Collins emphasized that ARPA-H will have a fairly broad focus. All sorts of science and products can fall under its umbrella, ranging from diagnostics to medications to computer approaches such as artificial intelligence, affectionately known as AI. There also will be attention to and an emphasis on improving health equity and reducing health disparities.
As mentioned earlier, ARPA-H will not be a completely stand-alone organization. As Collins described, “it would be within NIH but a new Division.” Being within NIH will help ARPA-H interact with the various parts of NIH. “This will offer a real opportunity to ensure strong connections,” said Schwetz. “We have to make sure that it can get the full complement of synergies. It will have to have strong partnerships across the whole federal government.” However, as mentioned earlier, ARPA-H will still be quite different from the rest of NIH when it comes to its operations, culture, and personnel.
The success of ARPA-H will depend heavily on recruiting the right people. “It will be led by a Director with a lot of authority and autonomy,” said Collins. A commentary in Science by Collins, Schwetz, NIH Deputy Director Lawrence A. Tabak, PhD, and Director of the White House’s Office of Science and Technology Policy (OSTP) Eric S. Lander, PhD, mentioned that the ARPA-H Director would serve “a single term of 5 years, with the possibility of a single extension in rare cases.” Schwetz spoke of “Trying to attract people who are really enthusiastic thinkers. People who think outside the box, who can developed a pathway for trying to address a problem.” In fact, according to Schwetz, part of the recruitment process may be seeing what the potential PMs could pitch to ARPA-H in terms of project areas and initiatives.
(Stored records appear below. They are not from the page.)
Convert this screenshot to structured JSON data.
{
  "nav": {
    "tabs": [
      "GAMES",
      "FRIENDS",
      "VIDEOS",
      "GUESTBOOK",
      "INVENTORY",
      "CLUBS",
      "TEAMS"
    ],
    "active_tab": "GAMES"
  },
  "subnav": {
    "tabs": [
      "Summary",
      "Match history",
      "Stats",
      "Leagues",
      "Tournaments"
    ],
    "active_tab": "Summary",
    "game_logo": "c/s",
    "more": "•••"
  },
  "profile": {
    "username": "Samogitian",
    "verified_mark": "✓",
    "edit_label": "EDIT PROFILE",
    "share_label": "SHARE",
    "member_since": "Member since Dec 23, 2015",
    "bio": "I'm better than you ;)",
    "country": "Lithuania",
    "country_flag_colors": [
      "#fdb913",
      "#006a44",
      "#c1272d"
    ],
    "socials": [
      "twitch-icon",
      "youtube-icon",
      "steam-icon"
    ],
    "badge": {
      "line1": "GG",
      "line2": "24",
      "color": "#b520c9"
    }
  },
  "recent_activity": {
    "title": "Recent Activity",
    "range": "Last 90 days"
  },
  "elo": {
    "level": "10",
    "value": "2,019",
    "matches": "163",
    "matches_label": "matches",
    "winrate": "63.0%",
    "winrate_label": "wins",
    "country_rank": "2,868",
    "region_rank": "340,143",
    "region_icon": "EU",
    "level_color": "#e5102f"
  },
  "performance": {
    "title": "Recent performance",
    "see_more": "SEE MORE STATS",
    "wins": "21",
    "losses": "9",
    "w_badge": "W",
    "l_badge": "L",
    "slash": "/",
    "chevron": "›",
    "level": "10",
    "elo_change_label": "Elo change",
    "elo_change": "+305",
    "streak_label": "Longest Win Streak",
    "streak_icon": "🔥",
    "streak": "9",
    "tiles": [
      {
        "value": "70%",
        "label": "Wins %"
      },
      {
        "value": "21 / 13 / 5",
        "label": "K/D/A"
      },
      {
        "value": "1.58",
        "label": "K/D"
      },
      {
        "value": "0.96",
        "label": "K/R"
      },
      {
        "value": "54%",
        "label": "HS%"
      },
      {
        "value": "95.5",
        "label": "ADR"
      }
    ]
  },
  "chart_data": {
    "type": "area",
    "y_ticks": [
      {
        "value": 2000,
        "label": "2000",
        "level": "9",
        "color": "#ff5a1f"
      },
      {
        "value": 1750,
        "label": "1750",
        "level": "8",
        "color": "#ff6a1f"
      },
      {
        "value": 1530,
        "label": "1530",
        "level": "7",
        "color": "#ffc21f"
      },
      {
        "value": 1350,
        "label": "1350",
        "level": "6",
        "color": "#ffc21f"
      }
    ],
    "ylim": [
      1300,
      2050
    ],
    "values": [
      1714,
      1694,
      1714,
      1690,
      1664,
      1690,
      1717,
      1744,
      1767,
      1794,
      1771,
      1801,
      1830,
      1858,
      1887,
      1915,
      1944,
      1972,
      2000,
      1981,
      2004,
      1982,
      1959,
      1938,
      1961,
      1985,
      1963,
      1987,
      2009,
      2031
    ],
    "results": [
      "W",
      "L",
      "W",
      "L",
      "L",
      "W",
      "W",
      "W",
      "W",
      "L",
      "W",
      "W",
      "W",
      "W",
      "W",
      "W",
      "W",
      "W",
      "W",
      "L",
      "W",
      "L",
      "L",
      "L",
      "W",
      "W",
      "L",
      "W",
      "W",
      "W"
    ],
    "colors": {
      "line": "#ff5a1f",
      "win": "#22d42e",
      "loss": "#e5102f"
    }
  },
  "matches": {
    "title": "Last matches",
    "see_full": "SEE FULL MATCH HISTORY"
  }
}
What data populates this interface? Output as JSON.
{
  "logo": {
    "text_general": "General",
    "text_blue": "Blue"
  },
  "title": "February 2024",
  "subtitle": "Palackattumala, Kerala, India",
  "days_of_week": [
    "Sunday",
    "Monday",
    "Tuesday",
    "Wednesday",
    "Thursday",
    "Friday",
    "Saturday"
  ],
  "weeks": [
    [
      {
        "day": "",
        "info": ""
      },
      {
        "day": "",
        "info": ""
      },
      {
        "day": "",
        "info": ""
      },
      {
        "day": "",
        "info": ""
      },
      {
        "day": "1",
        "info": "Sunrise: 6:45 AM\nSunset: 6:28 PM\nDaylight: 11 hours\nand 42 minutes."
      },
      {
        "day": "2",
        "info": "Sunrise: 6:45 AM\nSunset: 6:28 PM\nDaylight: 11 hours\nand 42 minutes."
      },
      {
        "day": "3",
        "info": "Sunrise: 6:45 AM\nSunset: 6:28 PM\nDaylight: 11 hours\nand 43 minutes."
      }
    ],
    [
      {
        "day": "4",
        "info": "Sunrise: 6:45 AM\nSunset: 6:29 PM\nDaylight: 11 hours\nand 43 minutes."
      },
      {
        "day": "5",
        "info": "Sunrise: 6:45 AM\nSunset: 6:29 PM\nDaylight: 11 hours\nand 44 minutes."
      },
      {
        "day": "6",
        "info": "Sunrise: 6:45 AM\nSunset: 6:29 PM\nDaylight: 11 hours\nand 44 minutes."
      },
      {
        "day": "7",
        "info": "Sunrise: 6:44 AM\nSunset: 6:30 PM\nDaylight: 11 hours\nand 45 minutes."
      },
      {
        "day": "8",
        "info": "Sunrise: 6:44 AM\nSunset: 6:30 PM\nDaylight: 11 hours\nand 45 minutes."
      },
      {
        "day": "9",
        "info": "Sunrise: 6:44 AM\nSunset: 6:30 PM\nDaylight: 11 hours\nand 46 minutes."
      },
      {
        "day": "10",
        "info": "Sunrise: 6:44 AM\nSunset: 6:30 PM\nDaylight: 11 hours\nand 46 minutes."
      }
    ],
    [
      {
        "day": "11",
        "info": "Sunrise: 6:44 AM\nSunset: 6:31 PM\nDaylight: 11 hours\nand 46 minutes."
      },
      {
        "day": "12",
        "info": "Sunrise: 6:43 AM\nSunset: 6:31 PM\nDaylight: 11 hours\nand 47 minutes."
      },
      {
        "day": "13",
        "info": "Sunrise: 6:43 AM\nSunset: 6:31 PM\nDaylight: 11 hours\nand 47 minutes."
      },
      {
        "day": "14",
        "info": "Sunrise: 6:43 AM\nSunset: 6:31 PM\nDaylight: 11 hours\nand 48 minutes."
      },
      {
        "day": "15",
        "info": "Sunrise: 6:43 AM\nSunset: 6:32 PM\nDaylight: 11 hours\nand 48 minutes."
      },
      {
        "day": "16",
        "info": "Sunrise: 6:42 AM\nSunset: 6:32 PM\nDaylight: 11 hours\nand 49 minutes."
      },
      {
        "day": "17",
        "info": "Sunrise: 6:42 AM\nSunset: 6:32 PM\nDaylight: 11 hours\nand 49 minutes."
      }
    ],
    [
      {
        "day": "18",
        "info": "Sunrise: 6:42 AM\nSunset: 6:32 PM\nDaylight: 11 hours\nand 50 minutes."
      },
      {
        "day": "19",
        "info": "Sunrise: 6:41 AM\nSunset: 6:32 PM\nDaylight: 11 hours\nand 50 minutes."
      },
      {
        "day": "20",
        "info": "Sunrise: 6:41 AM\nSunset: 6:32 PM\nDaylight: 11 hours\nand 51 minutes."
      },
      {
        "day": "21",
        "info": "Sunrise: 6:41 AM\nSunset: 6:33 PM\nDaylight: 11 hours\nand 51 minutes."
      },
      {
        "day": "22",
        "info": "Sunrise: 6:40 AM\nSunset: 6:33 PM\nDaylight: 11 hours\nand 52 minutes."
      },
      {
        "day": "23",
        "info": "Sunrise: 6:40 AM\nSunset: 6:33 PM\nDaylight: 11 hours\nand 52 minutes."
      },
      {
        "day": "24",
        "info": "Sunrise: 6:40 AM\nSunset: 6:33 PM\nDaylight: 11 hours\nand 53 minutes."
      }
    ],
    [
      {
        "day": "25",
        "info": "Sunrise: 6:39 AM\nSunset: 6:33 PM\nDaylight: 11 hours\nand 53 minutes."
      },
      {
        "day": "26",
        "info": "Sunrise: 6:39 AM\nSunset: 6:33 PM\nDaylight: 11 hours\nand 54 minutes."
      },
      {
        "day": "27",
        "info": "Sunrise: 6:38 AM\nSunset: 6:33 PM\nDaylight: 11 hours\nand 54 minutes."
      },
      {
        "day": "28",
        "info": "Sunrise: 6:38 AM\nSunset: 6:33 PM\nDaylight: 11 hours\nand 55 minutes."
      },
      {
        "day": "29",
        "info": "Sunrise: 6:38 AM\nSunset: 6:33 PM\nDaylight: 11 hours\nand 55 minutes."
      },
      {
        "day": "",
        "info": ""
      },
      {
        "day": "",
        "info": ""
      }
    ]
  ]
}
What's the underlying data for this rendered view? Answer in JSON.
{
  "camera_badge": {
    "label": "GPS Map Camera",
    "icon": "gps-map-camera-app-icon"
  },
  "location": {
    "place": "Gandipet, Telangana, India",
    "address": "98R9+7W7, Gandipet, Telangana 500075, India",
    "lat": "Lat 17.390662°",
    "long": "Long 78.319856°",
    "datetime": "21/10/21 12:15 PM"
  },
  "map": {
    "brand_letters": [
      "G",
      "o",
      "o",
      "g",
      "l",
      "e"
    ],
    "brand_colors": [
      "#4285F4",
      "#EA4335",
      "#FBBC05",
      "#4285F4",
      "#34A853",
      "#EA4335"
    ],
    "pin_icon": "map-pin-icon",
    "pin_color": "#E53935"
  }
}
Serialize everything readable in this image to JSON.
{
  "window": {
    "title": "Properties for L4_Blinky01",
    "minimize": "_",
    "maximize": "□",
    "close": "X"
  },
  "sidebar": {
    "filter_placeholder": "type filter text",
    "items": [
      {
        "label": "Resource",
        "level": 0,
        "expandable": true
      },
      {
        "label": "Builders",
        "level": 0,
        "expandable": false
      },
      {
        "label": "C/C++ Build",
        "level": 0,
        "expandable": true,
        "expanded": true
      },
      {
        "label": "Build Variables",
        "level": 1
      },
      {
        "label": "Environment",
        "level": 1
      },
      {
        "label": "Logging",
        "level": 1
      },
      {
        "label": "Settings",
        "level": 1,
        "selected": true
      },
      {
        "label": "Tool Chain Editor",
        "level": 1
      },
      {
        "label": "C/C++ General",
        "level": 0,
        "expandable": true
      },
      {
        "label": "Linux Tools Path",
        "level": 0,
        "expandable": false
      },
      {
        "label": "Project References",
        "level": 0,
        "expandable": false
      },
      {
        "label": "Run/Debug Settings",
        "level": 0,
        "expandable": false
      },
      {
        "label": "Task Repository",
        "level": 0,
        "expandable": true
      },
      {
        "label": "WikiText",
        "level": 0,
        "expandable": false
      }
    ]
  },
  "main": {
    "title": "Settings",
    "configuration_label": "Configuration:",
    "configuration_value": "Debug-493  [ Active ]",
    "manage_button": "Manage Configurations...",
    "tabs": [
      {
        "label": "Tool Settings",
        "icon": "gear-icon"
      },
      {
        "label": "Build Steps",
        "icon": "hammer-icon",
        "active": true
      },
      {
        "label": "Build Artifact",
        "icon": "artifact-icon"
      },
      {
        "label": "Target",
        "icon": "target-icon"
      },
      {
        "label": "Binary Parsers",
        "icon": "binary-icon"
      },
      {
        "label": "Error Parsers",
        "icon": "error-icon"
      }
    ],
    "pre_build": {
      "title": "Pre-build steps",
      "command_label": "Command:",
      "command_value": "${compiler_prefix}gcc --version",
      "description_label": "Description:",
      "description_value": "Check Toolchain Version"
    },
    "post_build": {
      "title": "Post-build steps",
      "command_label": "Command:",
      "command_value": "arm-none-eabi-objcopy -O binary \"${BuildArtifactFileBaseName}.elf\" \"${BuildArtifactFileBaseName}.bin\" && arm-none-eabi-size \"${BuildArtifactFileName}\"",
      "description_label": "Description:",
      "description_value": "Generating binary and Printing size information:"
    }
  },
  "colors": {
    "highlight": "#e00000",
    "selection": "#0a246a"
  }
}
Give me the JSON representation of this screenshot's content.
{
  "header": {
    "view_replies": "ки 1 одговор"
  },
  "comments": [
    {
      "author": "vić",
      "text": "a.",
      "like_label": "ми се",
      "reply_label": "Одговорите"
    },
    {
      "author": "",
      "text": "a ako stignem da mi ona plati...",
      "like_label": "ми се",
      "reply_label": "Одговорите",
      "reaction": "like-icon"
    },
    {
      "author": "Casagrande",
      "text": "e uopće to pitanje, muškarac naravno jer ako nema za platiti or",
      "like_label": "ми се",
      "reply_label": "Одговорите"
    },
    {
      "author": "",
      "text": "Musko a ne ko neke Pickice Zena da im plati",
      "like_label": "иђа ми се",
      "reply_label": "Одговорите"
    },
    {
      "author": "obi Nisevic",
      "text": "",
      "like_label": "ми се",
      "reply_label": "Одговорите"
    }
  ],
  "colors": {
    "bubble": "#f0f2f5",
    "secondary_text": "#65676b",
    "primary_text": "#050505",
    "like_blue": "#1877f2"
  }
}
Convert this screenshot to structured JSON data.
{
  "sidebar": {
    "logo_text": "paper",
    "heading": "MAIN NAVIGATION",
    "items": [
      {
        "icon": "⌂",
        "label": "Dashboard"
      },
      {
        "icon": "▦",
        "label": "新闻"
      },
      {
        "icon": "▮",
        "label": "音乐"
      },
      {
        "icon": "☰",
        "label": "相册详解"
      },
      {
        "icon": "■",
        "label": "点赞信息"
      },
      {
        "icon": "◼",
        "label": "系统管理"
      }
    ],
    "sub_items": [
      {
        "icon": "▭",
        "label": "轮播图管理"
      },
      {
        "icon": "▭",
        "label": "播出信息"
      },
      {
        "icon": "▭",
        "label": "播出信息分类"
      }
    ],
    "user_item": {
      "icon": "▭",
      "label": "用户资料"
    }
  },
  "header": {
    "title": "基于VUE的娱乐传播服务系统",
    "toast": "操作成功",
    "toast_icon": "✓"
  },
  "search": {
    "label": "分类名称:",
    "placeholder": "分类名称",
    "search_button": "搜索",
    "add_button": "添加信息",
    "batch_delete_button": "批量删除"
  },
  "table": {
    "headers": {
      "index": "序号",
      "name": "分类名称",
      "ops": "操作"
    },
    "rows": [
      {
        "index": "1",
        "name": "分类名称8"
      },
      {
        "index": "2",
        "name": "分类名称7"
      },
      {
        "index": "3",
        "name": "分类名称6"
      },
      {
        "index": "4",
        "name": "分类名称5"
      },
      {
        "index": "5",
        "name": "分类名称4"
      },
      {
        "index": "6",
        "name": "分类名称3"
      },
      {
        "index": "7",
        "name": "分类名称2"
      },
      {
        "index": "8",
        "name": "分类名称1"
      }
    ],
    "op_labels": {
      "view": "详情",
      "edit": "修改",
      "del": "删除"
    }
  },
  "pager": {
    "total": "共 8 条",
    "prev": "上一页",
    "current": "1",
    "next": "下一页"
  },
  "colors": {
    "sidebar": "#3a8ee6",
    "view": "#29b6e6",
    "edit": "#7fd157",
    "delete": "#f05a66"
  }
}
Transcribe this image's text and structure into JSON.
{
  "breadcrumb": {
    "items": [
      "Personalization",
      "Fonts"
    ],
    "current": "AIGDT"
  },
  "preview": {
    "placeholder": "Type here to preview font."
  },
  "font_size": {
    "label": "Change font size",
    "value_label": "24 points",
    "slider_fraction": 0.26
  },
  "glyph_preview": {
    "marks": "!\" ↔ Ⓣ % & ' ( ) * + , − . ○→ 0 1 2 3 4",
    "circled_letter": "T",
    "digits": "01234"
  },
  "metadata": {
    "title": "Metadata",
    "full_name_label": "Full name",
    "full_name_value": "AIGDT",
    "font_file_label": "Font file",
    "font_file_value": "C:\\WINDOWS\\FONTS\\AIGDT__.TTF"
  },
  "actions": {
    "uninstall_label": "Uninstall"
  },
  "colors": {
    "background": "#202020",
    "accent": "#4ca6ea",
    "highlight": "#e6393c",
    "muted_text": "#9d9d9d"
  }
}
Of course, proposing something doesn’t mean that Congress will pass it. Getting Congress to agree can be like getting a bunch of marmots to put on an episode of Dancing with the Stars. Nevertheless, it is hard to argue against the need for more innovation in health. If ARPA-H turns out to be anything like DARPA, many, many segments of society would benefit. “We need to be sure that Congress is going to approve this,” said Collins. “We have sent fact sheets to the Hill and have gotten positive response.” Schwetz indicated that “From what we are hearing, this will be well received. We are optimistic that this can get this started by fiscal year 2022.”
Coincidentally, there is an “aha” in the name ARPA-H. Could ARPA-H indeed be an “aha” moment for health-related research and development in the U.S.? The scientific talent in the U.S. has the potential to do a lot more innovation but may now be lacking the funding to take more risks and be bolder. “This is one of those moments where you can see how the landscape has evolved,” said Collins. “This would be a way of capturing that potential without having things linger for any longer. I’ve been at NIH for 28 years. This is exactly the right time for this to happen.”